As a child, I played a game called “Mother, May I.” Because I usually forgot to say the correct words—“Mother, may I?”–I spent most of the game retreating several steps instead of moving forward.
I often think of this childhood game as I try to heal—mentally, physically and emotionally—from almost eleven months of self-isolation in a world that has stolen my job, my theater and my social interactions from me. Yet, every time I feel as if I am healing—moving forward in acceptance and hope—I descend further into the darkness.
My children and friends tell me to stop watching the news, but I am obsessed with knowing the latest updates about everything. “Get a vaccine,” the guest physician on a newscast tells me. “A vaccine will protect you from a severe case of COVID-19.” That sounds good, but every time I go online to find a site giving vaccines, I am told that no appointment is available. Not even for a 73-year-old woman who becomes feebler with each passing day. That is not a healing message.

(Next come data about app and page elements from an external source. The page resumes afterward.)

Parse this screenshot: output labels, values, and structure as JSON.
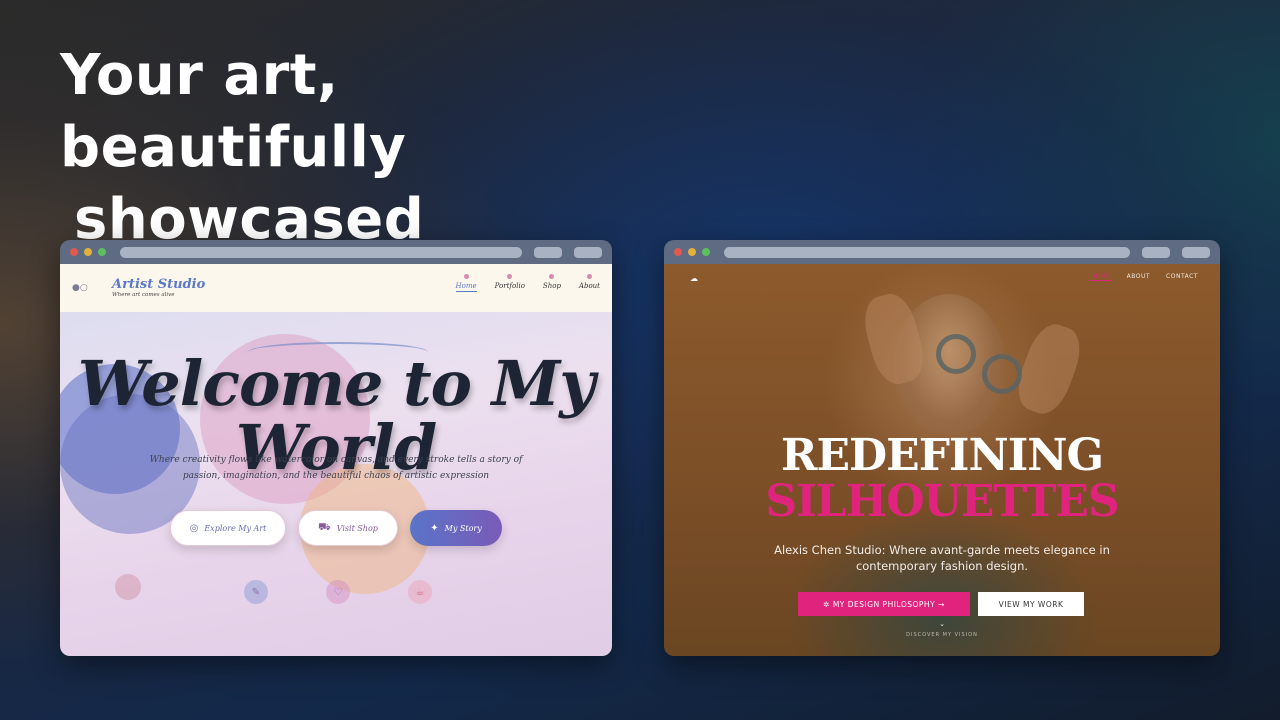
{
  "headline": {
    "line1": "Your art, beautifully",
    "line2": "showcased"
  },
  "left_site": {
    "nav_icon": "palette-icon",
    "brand_name": "Artist Studio",
    "brand_tagline": "Where art comes alive",
    "menu": [
      {
        "label": "Home",
        "active": true
      },
      {
        "label": "Portfolio",
        "active": false
      },
      {
        "label": "Shop",
        "active": false
      },
      {
        "label": "About",
        "active": false
      }
    ],
    "hero_line1": "Welcome to My",
    "hero_line2": "World",
    "tagline": "Where creativity flows like watercolor on canvas, and every stroke tells a story of passion, imagination, and the beautiful chaos of artistic expression",
    "buttons": [
      {
        "label": "Explore My Art",
        "icon": "palette-icon"
      },
      {
        "label": "Visit Shop",
        "icon": "cart-icon"
      },
      {
        "label": "My Story",
        "icon": "sparkle-icon"
      }
    ],
    "bottom_icons": [
      "brush-icon",
      "heart-icon",
      "coffee-icon"
    ]
  },
  "right_site": {
    "logo_icon": "logo-icon",
    "menu": [
      {
        "label": "HOME",
        "active": true
      },
      {
        "label": "ABOUT",
        "active": false
      },
      {
        "label": "CONTACT",
        "active": false
      }
    ],
    "title_line1": "REDEFINING",
    "title_line2": "SILHOUETTES",
    "subtitle": "Alexis Chen Studio: Where avant-garde meets elegance in contemporary fashion design.",
    "primary_button": "MY DESIGN PHILOSOPHY",
    "secondary_button": "VIEW MY WORK",
    "scroll_hint": "DISCOVER MY VISION"
  },
  "colors": {
    "accent_pink": "#e0247e",
    "accent_blue": "#5b79c8"
  }
}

The Cultural Trust of my city emails me that the Broadway Series and Cabaret will return in the fall. However, they always add the caveat, “subject to change.” I have heard nothing from the local theaters where I have ushered for almost two decades. This iffy communication—or total lack of communication—detracts from my healing process.

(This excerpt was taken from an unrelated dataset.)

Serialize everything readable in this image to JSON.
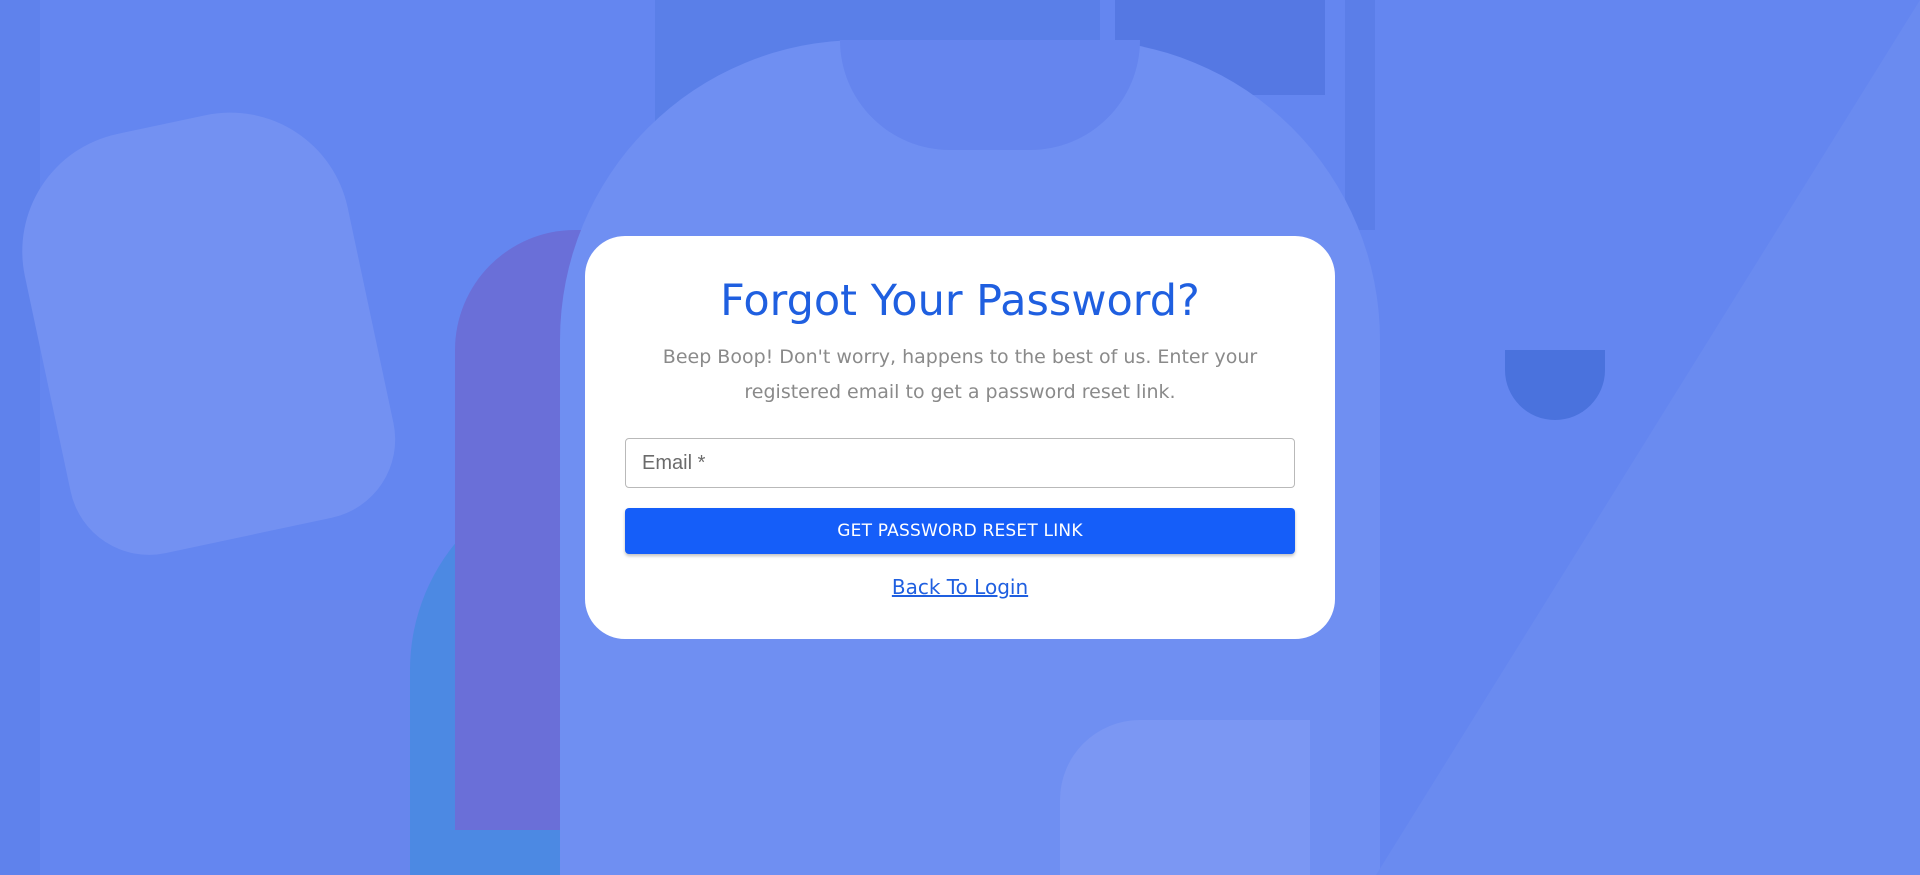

Healing requires hope, but hope is not a part of my personality in the best of times, yet alone in the worst of times. I try to motivate myself to focus on the positives: the lack of COVID in my family and friends; the access to books that Kindle provides; the online readings of plays that nourish my soul. I try to encourage myself to walk every day (although inclement weather keeps me indoors and trekking up-and-down the hallways of my apartment building), to eat healthier meals (ones that do not include dark chocolate M&Ms), and to reach out to people via texts, emails, and Zoom. I try to follow a self-made prescription to heal myself but, by the end of the day, all I want to do is lie under the blanket and disappear in a dream world that does not include a pandemic.
Like “Mother, May I,” healing is a game that I am losing.